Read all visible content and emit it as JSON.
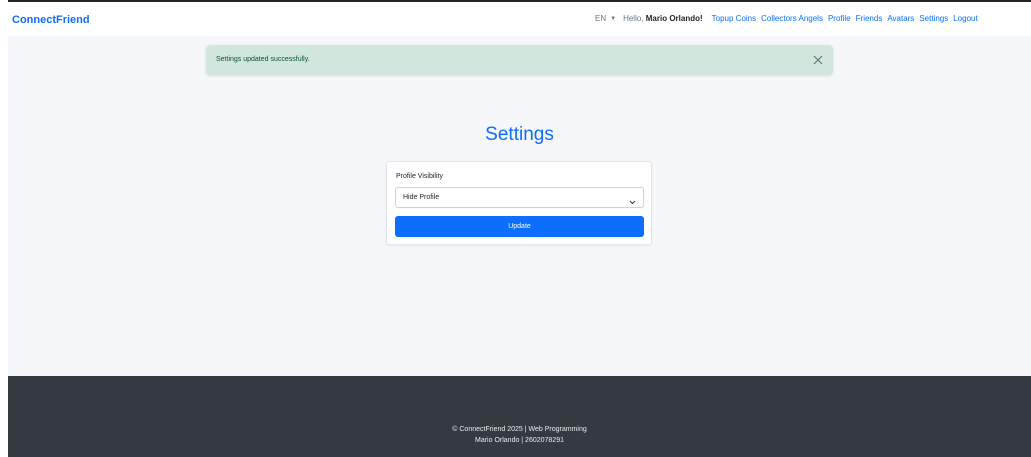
{
  "header": {
    "brand": "ConnectFriend",
    "language": "EN",
    "greeting_prefix": "Hello, ",
    "user_name": "Mario Orlando!",
    "nav": {
      "topup": "Topup Coins",
      "collectors": "Collectors Angels",
      "profile": "Profile",
      "friends": "Friends",
      "avatars": "Avatars",
      "settings": "Settings",
      "logout": "Logout"
    }
  },
  "alert": {
    "message": "Settings updated successfully.",
    "close_icon": "close-icon"
  },
  "page": {
    "title": "Settings"
  },
  "form": {
    "visibility_label": "Profile Visibility",
    "visibility_value": "Hide Profile",
    "submit_label": "Update"
  },
  "footer": {
    "line1": "© ConnectFriend 2025 | Web Programming",
    "line2": "Mario Orlando | 2602078291"
  },
  "colors": {
    "primary": "#0d6efd",
    "alert_bg": "#d1e7dd",
    "footer_bg": "#343a40",
    "page_bg": "#f5f7fa"
  }
}
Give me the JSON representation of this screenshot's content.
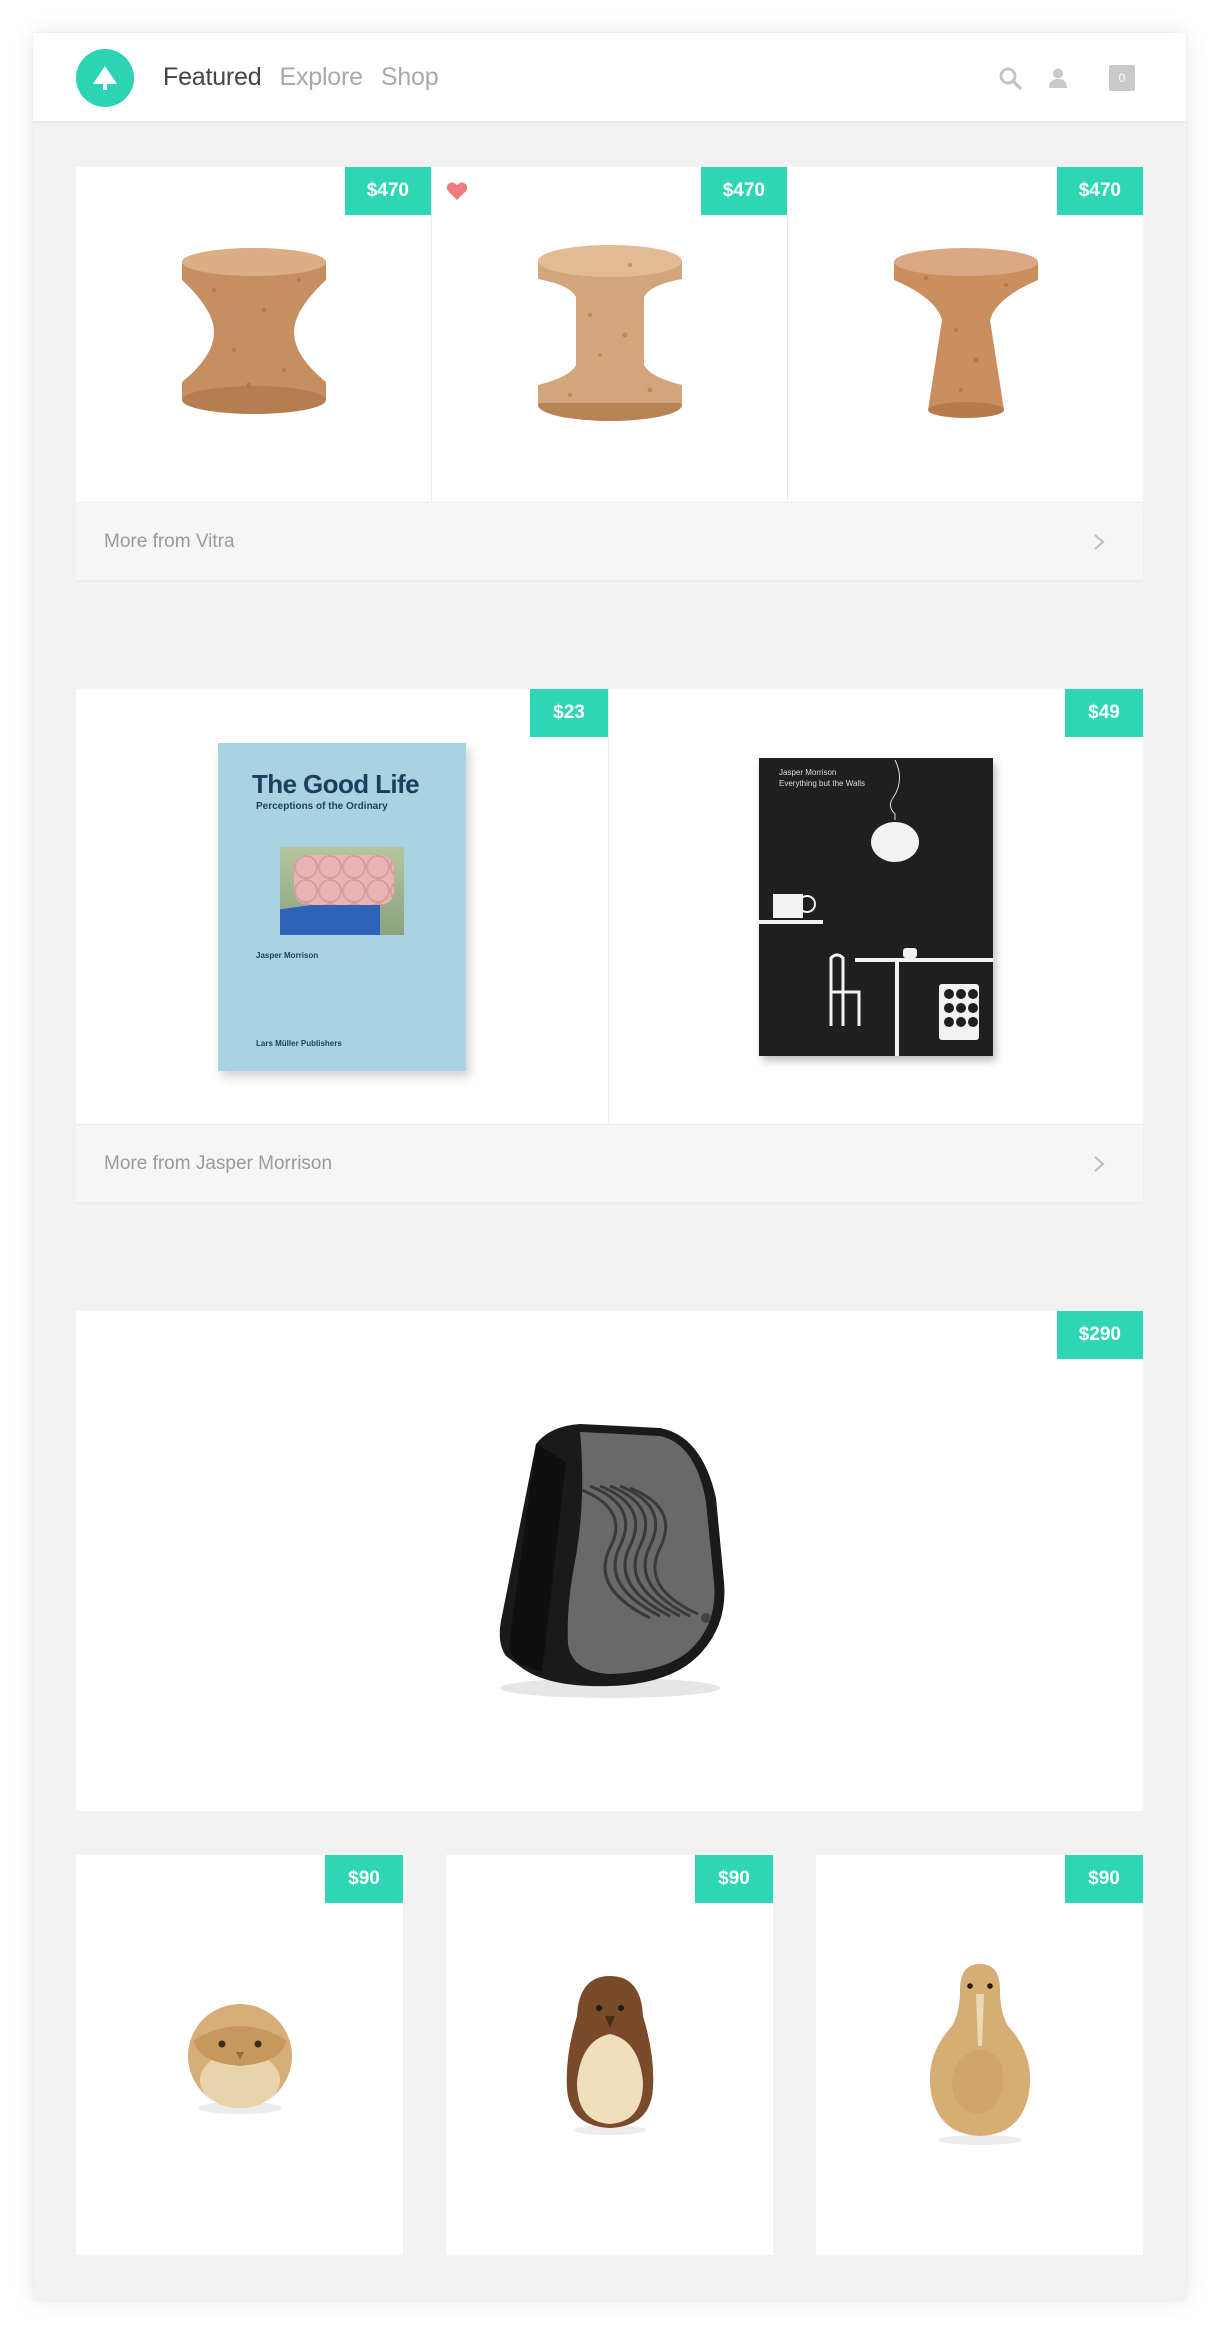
{
  "nav": {
    "items": [
      "Featured",
      "Explore",
      "Shop"
    ],
    "active": "Featured",
    "cart_count": "0"
  },
  "colors": {
    "accent": "#2fd6b5",
    "heart": "#ef7b7e",
    "background": "#f2f2f2"
  },
  "icons": [
    "tree-icon",
    "search-icon",
    "user-icon",
    "heart-icon",
    "chevron-right-icon"
  ],
  "sections": {
    "vitra": {
      "products": [
        {
          "name": "cork-stool-hourglass",
          "price": "$470",
          "liked": false
        },
        {
          "name": "cork-stool-spool",
          "price": "$470",
          "liked": true
        },
        {
          "name": "cork-stool-cone",
          "price": "$470",
          "liked": false
        }
      ],
      "footer": "More from Vitra"
    },
    "morrison": {
      "products": [
        {
          "name": "book-the-good-life",
          "price": "$23"
        },
        {
          "name": "book-everything-but-the-walls",
          "price": "$49"
        }
      ],
      "book1": {
        "title": "The Good Life",
        "subtitle": "Perceptions of the Ordinary",
        "author": "Jasper Morrison",
        "publisher": "Lars Müller Publishers"
      },
      "book2": {
        "author": "Jasper Morrison",
        "title": "Everything but the Walls"
      },
      "footer": "More from Jasper Morrison"
    },
    "speaker": {
      "price": "$290"
    },
    "birds": [
      {
        "name": "wooden-owl",
        "price": "$90"
      },
      {
        "name": "wooden-penguin",
        "price": "$90"
      },
      {
        "name": "wooden-kiwi",
        "price": "$90"
      }
    ]
  }
}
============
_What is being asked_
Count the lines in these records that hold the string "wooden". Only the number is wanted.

_Output for this task_
3